Mixing avant-garde with French fashion of the 1660s: Gustavus Senior designs costumes for the fall production of “The Misanthrope”
For the fall production of Gustavus Adolphus College The Misanthrope, senior Theater major Kjerstin Anderson ’22 is the costume designer. The play, written by MoliÃ¨re and directed by guest assistant professor Kimberly Braun ’11, takes place in 1660s France and explores the importance of balancing honesty and societal expectations.
As this production takes place in a modern reality TV show about 1660s France, Anderson’s designs combine historical period elements with modern avant-garde fashion and reality TV inspirations. Anderson says one of the characters the team spent the most time discussing was CÃ©limÃ¨ne, Alceste’s lover, because she can be interpreted very differently in different productions. “As a character, she’s not a super great person, but she’s not the villain of the story either,” says Anderson. “Is this this woman who only uses men and doesn’t care about their feelings, or is this a way for her to assert her own agency in these times when she doesn’t have much?”
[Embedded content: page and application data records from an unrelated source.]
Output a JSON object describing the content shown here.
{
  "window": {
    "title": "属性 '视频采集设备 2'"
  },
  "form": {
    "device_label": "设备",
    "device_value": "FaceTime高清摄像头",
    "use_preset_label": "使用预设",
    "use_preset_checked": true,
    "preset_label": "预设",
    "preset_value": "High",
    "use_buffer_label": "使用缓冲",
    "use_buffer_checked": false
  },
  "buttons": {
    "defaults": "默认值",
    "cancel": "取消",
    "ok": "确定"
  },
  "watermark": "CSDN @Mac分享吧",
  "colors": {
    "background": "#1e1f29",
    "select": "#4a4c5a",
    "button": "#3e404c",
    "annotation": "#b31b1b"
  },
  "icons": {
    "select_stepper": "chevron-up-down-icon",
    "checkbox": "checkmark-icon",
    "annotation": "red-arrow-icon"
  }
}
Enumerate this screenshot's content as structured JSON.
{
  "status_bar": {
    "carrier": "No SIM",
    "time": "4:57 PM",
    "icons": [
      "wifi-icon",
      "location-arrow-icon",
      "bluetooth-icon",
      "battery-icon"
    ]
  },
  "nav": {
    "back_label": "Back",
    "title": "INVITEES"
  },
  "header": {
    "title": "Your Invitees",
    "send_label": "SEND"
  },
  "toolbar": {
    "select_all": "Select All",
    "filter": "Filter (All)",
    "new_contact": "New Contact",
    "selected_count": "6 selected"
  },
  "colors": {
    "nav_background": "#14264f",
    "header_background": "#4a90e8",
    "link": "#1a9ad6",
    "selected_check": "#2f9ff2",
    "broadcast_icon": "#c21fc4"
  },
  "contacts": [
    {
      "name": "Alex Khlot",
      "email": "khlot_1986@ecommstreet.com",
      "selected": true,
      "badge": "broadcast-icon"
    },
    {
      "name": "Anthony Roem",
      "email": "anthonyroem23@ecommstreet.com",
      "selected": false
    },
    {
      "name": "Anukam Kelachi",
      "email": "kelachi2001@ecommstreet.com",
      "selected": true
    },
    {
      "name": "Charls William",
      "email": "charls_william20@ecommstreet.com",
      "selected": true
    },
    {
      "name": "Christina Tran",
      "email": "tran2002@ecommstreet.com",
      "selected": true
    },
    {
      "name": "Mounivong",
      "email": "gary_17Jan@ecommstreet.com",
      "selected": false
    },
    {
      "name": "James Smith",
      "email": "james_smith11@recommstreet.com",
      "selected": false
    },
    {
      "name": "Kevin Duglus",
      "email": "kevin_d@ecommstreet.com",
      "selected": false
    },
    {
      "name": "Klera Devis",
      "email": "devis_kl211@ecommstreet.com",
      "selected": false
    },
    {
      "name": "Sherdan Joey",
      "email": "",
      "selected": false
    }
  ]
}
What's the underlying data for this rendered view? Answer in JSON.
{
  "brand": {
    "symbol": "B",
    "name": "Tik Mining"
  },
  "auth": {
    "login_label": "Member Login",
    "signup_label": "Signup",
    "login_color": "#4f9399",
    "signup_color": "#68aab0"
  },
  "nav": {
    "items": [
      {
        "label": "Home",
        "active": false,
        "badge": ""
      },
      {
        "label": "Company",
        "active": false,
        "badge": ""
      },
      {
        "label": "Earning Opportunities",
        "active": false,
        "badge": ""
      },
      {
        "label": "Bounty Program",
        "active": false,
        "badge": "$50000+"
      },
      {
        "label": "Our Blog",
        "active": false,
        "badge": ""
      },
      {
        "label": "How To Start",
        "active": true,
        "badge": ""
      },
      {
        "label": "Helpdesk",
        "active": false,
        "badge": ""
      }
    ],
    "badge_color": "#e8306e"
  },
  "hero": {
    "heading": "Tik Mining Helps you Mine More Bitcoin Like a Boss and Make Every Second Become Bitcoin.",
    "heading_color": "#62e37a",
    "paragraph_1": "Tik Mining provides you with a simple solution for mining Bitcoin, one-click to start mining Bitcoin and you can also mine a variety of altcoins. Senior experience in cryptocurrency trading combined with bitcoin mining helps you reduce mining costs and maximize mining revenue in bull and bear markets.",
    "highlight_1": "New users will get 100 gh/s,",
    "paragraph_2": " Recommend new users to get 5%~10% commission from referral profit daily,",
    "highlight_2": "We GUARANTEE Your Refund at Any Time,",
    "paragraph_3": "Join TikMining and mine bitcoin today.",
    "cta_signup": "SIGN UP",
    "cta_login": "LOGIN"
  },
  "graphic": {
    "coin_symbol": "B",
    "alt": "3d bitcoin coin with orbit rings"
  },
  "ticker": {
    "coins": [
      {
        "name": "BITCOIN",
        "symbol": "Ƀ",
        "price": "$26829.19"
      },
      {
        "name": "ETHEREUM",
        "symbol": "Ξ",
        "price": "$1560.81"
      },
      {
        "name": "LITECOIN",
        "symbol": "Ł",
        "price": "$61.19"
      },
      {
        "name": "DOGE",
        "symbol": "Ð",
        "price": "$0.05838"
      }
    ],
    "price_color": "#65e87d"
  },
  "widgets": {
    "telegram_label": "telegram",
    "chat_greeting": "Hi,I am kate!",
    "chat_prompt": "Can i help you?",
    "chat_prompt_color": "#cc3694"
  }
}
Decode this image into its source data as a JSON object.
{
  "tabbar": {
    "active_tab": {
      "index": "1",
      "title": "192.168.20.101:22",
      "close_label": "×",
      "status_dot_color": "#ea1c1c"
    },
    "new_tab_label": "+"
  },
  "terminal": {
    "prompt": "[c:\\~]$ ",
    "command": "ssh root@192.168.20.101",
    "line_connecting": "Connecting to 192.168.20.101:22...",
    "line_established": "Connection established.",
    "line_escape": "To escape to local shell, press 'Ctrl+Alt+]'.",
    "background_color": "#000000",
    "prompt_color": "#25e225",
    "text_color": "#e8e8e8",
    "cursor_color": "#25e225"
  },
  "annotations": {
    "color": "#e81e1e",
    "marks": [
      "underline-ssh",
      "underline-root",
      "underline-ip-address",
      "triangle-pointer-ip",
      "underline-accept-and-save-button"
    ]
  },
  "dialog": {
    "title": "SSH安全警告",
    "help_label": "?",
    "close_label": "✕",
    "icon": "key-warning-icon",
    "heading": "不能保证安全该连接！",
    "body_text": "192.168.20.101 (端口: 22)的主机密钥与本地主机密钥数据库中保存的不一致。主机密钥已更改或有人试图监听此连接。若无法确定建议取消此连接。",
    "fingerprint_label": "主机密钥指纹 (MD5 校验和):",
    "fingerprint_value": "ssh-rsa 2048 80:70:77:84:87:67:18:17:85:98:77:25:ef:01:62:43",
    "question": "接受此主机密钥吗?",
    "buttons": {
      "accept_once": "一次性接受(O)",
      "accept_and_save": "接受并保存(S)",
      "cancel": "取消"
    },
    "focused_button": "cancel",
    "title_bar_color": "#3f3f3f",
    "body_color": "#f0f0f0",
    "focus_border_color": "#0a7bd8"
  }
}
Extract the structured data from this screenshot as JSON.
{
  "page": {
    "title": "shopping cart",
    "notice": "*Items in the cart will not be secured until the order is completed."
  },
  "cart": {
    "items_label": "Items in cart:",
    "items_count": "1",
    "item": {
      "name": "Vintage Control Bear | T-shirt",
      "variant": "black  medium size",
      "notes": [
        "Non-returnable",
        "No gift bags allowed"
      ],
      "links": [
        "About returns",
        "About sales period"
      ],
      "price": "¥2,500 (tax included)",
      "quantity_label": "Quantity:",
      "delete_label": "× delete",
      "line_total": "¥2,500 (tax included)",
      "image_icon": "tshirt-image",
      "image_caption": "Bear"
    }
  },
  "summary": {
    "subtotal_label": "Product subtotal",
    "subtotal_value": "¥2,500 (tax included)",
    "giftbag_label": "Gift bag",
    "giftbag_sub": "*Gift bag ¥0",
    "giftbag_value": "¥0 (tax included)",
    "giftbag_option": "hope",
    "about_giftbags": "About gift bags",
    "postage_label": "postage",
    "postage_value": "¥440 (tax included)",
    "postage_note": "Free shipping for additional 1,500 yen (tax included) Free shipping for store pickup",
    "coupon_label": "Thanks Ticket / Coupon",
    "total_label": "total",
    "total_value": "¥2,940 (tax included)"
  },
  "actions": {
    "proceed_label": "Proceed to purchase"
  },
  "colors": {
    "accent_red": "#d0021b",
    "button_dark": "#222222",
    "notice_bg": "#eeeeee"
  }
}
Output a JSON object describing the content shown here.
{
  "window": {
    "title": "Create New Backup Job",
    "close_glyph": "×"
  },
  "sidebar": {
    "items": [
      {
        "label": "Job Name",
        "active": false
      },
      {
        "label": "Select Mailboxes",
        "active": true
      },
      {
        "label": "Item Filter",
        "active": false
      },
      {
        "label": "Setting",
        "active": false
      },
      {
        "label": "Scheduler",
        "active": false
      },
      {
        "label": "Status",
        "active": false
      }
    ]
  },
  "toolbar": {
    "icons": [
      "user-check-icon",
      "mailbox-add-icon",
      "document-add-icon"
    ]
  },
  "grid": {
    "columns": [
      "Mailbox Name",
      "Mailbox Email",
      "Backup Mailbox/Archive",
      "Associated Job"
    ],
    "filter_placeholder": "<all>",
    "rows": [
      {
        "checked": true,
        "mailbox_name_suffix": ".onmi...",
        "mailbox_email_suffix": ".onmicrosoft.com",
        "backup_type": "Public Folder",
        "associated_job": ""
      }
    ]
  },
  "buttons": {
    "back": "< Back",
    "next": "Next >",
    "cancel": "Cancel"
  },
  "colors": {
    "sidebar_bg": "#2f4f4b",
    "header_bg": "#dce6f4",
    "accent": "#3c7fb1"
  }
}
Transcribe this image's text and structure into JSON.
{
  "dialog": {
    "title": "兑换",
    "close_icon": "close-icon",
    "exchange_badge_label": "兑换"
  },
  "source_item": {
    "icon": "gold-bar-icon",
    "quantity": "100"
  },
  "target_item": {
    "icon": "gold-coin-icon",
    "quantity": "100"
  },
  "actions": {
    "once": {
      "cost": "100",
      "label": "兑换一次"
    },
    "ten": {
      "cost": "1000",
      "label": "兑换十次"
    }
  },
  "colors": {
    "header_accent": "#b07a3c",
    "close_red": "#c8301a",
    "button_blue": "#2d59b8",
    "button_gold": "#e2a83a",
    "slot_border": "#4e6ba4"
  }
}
âHaving the adaptability of her costume to show different levels of vulnerability is important, so she has things that are softer and a little more mellow, and then she has things that are a lot more streamlined and things that are a little more. attractive, âshe said. . CÃ©limÃ¨ne’s costume also incorporates saddlebags from the historical period, which Anderson explains both as a nod to the roots of the play but also as a âvvery literal metaphor for the cage the women were in “during the period of the play.
âI am so excited to create the designs that Kjerstin has developed,â says Larissa McConnell, permanent assistant professor of theater and dance. “She gave this production her sparkle that infects us all in the costume store, making each day filled with enthusiasm for what we do.” McConnell oversees the costume shop in Gustavus.
Turning the costumes from ideas and designs into actual creations was the part that worried Anderson the most. âI work in the costume shop so I understand how things are built and how things are made, but I’m not our best stitcher,â she says. “It’s so humbling and invigorating to be around people who can do such wonderful things with fabric and who are so excited to help these things that were literally the figment of the imagination come true.”
McConnell says Anderson created an atmosphere of excitement and fun in the costume shop. âWe like to show him what we are working on because his reactions are sincere and full of gratitude,â she says.
âI learned to trust myself and my own ideas,â says Anderson. “It was so much fun and this experience is something that I will compare everything to for the rest of my life.”
Anderson plans to attend graduate school in costume design after graduating in the spring. âI think one of the most important things I’ve learned is to stay in my position and have confidence in myself,â she says. âFinding it in myself and really believing what I’m doing is important, because the way the arts affect people and opinions and can create narratives, I think, is really important to the way we operate as that company. “
Shows The Misanthrope are November 11-13 at 8 p.m. and November 13-14 at 2 p.m. at the Rob and Judy Gardner Laboratory Theater. Tickets are on sale now.
PLEASE NOTE: All ticket holders must present proof of complete COVID-19 vaccination or a negative COVID-19 test result received within 72 hours of the show, along with valid photo ID for attend the show. Children 11 and under are exempt from this requirement. Masks must be worn at all times, regardless of vaccination status.